» **Input data**:
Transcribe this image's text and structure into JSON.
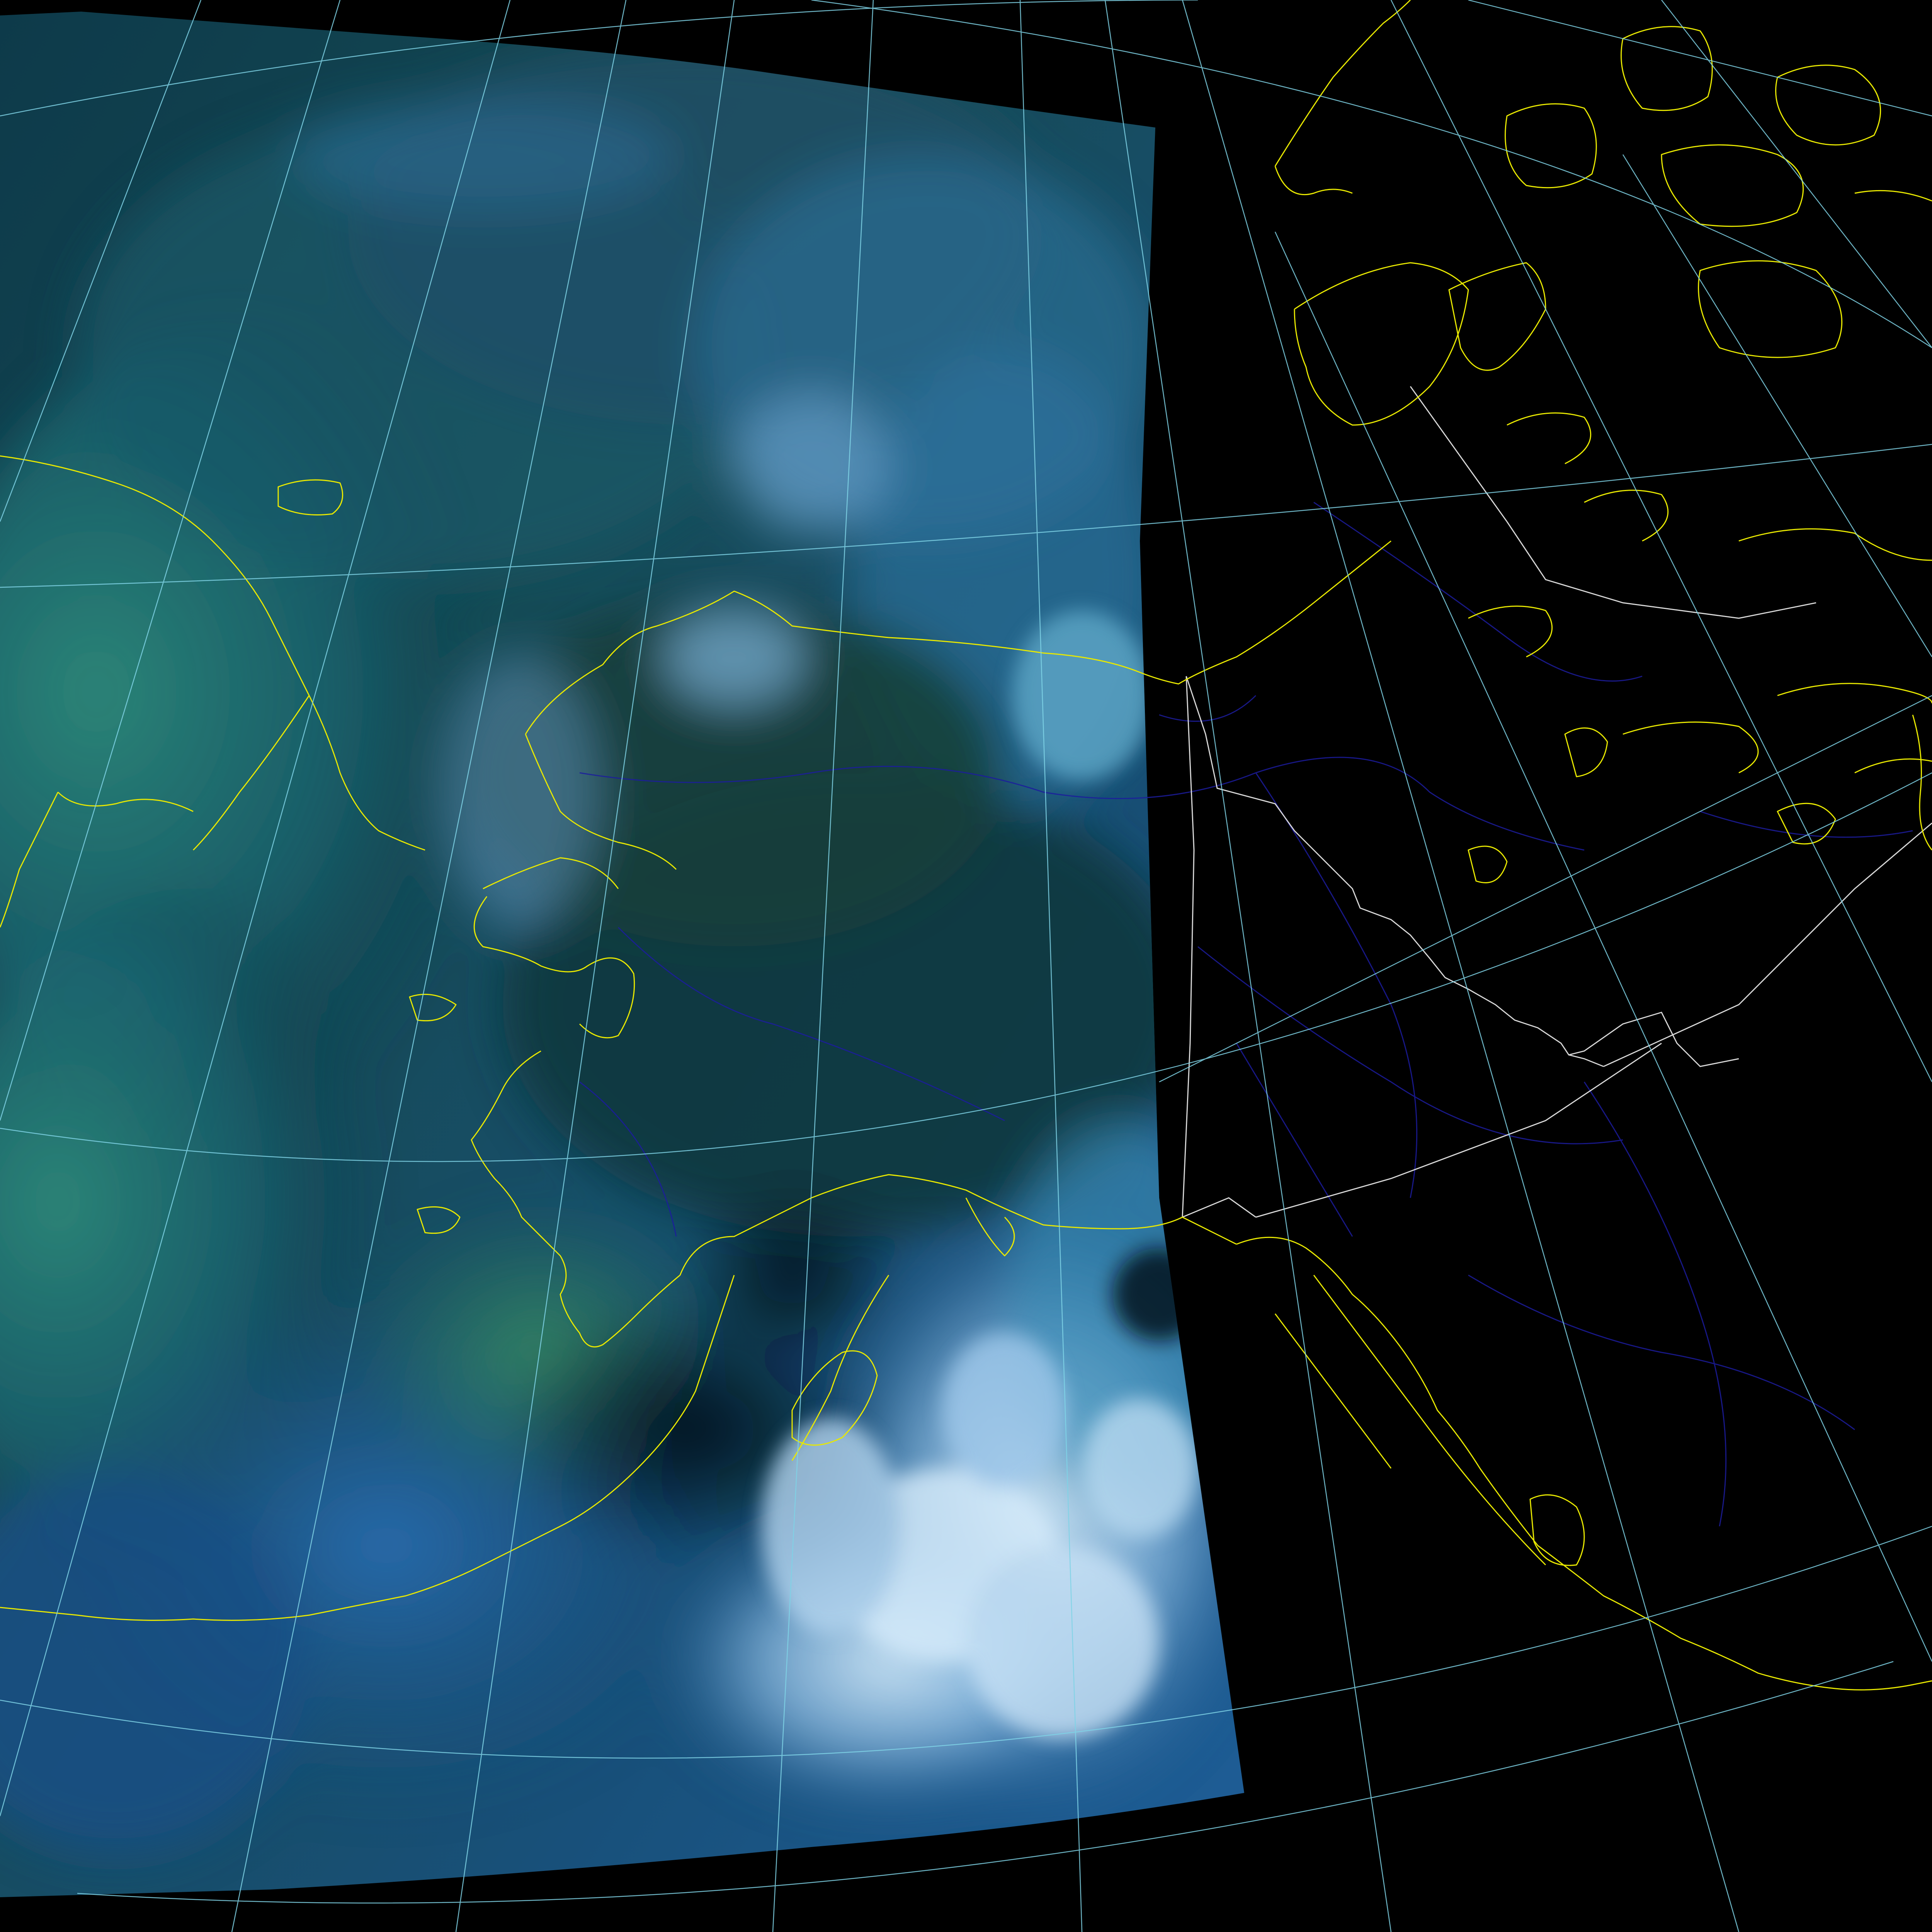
{
  "image": {
    "kind": "satellite composite over Alaska, Yukon and British Columbia with graticule and coastline overlays",
    "visible_text": []
  },
  "colors": {
    "background": "#000000",
    "swath_dark": "#06283a",
    "swath_teal": "#1d6c73",
    "swath_green": "#2a7a5a",
    "swath_blue": "#1f5f9a",
    "cloud_light": "#9fc8ea",
    "cloud_white": "#d6ebfa",
    "land_dark": "#15404a",
    "coastline": "#e8e800",
    "rivers": "#1c1c9e",
    "graticule": "#7fd3e6",
    "borders": "#d8d8d8"
  },
  "layers": {
    "satellite_swath": "satellite-swath",
    "coastlines": "coastline-overlay",
    "rivers": "river-overlay",
    "political_borders": "border-overlay",
    "graticule": "graticule-overlay"
  }
}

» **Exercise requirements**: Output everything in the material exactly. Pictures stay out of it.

» **Exercise answer**:
Transcribe this image's text and structure into JSON.
{
  "image": {
    "kind": "satellite composite over Alaska, Yukon and British Columbia with graticule and coastline overlays",
    "visible_text": []
  },
  "colors": {
    "background": "#000000",
    "swath_dark": "#06283a",
    "swath_teal": "#1d6c73",
    "swath_green": "#2a7a5a",
    "swath_blue": "#1f5f9a",
    "cloud_light": "#9fc8ea",
    "cloud_white": "#d6ebfa",
    "land_dark": "#15404a",
    "coastline": "#e8e800",
    "rivers": "#1c1c9e",
    "graticule": "#7fd3e6",
    "borders": "#d8d8d8"
  },
  "layers": {
    "satellite_swath": "satellite-swath",
    "coastlines": "coastline-overlay",
    "rivers": "river-overlay",
    "political_borders": "border-overlay",
    "graticule": "graticule-overlay"
  }
}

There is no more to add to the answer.